I am feeling a little under the weather today and I’m taking a day off to rest. Actually the entire team is a little unwell, at least the girls. Typical GI stuff.
I’ve noticed that over the course of my life, especially since starting my international “work” in 2003, people have on occasion told me to “lighten up” about my perspectives on things. I’d like to more closely investigate this. I don’t really mind when people tell me to lighten up, but I would love to understand better what they mean.

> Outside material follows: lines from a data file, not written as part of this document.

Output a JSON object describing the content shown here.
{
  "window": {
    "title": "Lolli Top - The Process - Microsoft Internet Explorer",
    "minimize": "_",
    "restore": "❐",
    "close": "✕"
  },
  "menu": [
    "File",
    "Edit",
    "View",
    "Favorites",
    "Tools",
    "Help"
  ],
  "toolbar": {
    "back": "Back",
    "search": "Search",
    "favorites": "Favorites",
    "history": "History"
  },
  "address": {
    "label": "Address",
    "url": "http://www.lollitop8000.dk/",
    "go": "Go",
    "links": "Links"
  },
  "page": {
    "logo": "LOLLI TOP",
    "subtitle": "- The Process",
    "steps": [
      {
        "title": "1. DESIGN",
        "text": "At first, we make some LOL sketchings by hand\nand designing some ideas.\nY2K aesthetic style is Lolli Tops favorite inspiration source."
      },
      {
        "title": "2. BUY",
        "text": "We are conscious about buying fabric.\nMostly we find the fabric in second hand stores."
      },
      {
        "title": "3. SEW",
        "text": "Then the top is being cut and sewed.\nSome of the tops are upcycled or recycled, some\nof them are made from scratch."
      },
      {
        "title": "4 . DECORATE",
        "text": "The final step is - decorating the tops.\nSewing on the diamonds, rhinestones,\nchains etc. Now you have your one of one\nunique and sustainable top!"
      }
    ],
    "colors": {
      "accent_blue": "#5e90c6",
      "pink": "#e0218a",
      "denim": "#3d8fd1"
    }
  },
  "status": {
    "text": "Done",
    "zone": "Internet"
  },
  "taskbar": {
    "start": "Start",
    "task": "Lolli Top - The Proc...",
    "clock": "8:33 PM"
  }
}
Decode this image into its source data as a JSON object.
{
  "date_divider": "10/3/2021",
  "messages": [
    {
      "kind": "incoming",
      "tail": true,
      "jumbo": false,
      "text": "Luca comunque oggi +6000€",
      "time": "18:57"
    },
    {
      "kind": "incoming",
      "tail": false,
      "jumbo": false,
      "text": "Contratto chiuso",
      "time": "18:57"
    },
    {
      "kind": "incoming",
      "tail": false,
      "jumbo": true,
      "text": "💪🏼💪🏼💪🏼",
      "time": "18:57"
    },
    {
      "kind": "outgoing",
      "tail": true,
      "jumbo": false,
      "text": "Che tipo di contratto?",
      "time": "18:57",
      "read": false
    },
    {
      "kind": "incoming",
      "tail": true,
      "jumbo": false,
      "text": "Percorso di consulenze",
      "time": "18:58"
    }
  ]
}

For those who know me (well), I’m really content and grateful for the incredible life that I’ve been given. Grateful everyday to this universe. I’ve noticed that for those who know me less well, mostly what they see in me is seriousness. Serious in my work and relationships, not playing very much… being analytical, realistic, pragmatic. (Even though I love to play!) I like to be overly cautious and respectful of any culture I’m visiting; of any new place, new person, or new situation. I feel like through this, I’m showing respect to my fellow human beings. Showing respect to this universe that we’re in.
What does the phrase “lighten up” really mean? To care a little less about what’s happening around me? To worry a little less about inequality and disrespect towards others? To be a little more apathetic about the endeavours in which I’m involved? To let those around me get away with behaviour that I’d rather not be a part of, personally?
Perhaps it just means to smile a little more, to laugh a little more. I love to smile and laugh, actually… of course! (and dance in grocery stores, as my mom can attest to.) Can I not smile and laugh, and still be pragmatic, realistic, respectful of others, careful of my impact… be serious, even? Sometimes I think that people use the term “lighten up” to not try to change my behaviour, but rather, to excuse themselves from their own.
Funnily enough, the basis for yoga is light. Light in your actions, your interactions, your energy, your expression. Creating light, perceiving light, envisioning light. Cultivating light, as I have been doing since starting yoga. Somehow I have to learn how to express this light to those who don’t even know me, while still maintaining the same ethics, caution, respect for those around me. How to do this?
I have safely arrived in arusha with one of my team colleagues, and we are getting settled in. despite the major differences between here and Kigali, I can’t help but feel like they two places are remarkably similar. to the extent that I feel very at home. the major barrier at this point is definitely swahili, so I’ll be doing my best to pick that up as quickly as possible.
Accommodation is very good – three of us to a room and our own bathroom. hot water! In general, i feelt healthy and good so far. A surprisingly good adjustment on my end.
you may notice there are no capitals in this blog, mostly because my keyboard is really sticky. It also took me 20 minutes to load this page, so I’m out of internet time.
Will write more in the coming days. Thinking of you all! xo